● AIM OF THE TASK:
Go over the material below and report every line that contains the word "days".

#### DATA FOR PROCESSING

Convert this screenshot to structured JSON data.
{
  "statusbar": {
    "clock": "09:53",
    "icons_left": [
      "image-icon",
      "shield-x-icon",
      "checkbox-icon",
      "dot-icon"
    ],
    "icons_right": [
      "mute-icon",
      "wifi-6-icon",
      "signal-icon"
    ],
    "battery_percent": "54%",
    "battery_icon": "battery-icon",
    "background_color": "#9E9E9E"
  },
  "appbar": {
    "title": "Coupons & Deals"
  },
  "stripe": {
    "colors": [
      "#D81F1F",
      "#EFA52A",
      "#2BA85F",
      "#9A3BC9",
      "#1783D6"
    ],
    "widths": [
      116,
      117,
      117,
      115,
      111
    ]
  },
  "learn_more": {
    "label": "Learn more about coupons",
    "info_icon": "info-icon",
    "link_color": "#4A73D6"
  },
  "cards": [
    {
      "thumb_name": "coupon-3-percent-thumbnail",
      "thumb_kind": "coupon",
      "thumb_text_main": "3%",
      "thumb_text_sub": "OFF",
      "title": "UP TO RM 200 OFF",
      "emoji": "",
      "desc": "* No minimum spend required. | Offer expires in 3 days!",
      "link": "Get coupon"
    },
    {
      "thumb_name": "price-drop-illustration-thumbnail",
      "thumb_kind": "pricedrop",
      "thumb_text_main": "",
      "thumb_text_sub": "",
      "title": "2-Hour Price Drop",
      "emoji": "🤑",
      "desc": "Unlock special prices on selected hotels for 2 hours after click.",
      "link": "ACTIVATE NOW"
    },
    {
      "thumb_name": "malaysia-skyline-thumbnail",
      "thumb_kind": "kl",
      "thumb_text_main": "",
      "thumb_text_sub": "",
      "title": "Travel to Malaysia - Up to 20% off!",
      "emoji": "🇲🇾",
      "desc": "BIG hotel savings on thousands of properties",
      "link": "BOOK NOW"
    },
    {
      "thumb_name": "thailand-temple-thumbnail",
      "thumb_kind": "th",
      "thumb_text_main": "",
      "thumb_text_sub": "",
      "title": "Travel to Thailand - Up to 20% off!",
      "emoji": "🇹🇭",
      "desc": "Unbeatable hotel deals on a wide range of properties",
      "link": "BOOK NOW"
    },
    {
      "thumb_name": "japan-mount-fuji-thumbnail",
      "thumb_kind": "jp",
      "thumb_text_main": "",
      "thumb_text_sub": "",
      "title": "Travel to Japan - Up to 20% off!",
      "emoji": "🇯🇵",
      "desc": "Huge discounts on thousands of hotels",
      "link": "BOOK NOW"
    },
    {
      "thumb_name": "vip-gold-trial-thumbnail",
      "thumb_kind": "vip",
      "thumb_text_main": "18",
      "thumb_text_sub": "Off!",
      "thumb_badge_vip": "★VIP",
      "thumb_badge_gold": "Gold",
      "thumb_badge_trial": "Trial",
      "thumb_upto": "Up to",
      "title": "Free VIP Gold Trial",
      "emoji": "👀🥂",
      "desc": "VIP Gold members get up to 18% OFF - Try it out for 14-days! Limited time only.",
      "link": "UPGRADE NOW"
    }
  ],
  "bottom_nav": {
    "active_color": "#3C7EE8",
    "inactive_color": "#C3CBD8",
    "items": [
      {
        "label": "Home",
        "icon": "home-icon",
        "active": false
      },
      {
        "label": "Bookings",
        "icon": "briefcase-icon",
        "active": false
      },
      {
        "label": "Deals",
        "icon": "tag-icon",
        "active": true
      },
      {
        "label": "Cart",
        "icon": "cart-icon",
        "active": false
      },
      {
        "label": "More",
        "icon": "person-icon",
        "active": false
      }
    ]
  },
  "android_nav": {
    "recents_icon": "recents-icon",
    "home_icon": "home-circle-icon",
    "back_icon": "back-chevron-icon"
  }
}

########

● YOUR SOLUTION:
      "desc": "* No minimum spend required. | Offer expires in 3 days!",
      "desc": "VIP Gold members get up to 18% OFF - Try it out for 14-days! Limited time only.",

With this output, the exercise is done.